If you are not doing business in Alaska, you should be, this is the message Alaska Gov. Mike Dunleavy had for the mining community attending the Association for Mineral Exploration Roundup in Vancouver, British Columbia.
During a Jan. 22 Alaska Night reception at the Roundup, Dunleavy said Alaska provides the environmental protections and jurisdictional securities that come with being a part of the United States, yet a rich and undeveloped mineral endowment of a frontier jurisdiction.
"There are herds of mining elephants, large finds, just waiting for you to come up and invest in, explore and develop in the great state of Alaska," he said during this long running Roundup social gathering put on each year by the Alaska Miners Association.
His presentation at Alaska Night capped off a two-day trip to Vancouver.
During his time at the Roundup, Dunleavy met with mining companies and investors exploring and operating worldwide, sharing his vision of growth for the future of Alaska's mining industry.

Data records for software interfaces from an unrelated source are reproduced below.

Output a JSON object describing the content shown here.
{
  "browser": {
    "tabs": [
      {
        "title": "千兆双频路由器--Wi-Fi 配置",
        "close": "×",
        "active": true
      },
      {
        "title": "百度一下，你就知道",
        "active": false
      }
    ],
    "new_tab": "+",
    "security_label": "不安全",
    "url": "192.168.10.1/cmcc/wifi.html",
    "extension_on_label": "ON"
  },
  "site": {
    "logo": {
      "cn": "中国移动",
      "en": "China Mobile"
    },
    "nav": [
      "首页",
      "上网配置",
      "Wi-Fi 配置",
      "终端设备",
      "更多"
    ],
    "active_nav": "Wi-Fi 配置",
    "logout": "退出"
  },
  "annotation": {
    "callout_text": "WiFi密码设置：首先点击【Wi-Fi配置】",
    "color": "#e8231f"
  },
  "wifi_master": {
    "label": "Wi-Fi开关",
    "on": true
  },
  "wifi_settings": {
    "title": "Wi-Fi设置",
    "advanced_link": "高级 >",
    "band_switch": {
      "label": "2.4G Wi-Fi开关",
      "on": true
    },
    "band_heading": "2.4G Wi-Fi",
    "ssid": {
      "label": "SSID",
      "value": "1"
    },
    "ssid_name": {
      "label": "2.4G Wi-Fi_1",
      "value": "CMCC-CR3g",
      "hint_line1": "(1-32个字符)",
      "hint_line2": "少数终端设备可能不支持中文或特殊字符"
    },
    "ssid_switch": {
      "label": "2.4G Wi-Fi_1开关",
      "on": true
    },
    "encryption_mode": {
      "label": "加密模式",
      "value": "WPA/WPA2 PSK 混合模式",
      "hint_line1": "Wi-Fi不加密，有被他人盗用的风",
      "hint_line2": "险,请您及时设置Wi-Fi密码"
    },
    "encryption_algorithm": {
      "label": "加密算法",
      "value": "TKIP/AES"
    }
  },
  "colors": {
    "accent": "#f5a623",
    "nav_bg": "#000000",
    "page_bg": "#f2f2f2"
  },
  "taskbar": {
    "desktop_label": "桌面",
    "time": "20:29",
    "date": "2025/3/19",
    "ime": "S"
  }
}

"I've met a lot of fantastic folks who are trying to create wealth – provide America and Canada with the minerals and metals that we need to have the society that we have today," he said.
The governor would like to see a good portion of that money invested in Alaska.
"We want the jobs you guys create; we want the wealth that you help create; the governments want revenue that you help create; businesses that support the mining industry want you there," the governor told the crowd.
Dunleavy lived on the Seward Peninsula, home to the legendary Nome Gold Rush, for six years before marrying Rose Newlin and moving to Kotzebue where they raised three daughters, all of which work at the world-class Red Dog zinc mine.
Raised in Pennsylvania coal country, before moving to the gold-rich beaches of western Alaska in 1982, Dunleavy has a longtime appreciation of the benefits of mining, an appreciation that was strengthened by witnessing the benefits the world-class Red Dog zinc mine brought to Northwest Alaska.
"When I lived up in Kotzebue, prior to the Red Dog Mine there really was no private economy of any large scale. That mine came in the 1980s and really transformed that place for the better," he said.
Dunleavy would like to see other remote regions of Alaska benefit from the high paying jobs and business opportunities that mines offer.
"What you now have is an open invitation to set up shop in the state of Alaska," he informed mining and mineral exploration companies interested in the state's potential.
In addition to mineral endowment that is considered amongst the best in the world, the governor said Alaska is amongst the best places to mine the minerals the world needs for an increasingly environmentally conscientious society.
"We are known as an oil giant and we are having an oil renaissance on the North Slope, but mining has always been incredibly important to the state of Alaska," the governor said. "As we move toward a potentially different economy, based more on electricity, we are going to need those metals, those rare earths, those elements for the batteries, technologies and electronics."
Alaska has most of those metals in abundance and the governor said you can't find a much better place to source them.
"The reason why we want you to invest in Alaska is because we believe we protect our environment better than any other place on the planet," Dunleavy said. "And if we do it in Alaska, we feel we protect the entire planet, because there are some places that may not have the environmental protections that America and Canada has."
Strong environmental protections are accompanied by robust and sometimes complicated regulations.
To answer questions about mineral tenure and environmental laws in Alaska, commissioners Doug Vincent-Lang, Department of Fish and Game; Corri Feige, Department of Natural Resources; and Jason Brune, Department of Environmental Conservation joined Dunleavy during his two days at the Roundup.
The primary objective of the trip to Vancouver was to make sure the 6,190 participants of the 2020 AME Roundup hears Dunleavy's first message as governor – Alaska is open for business!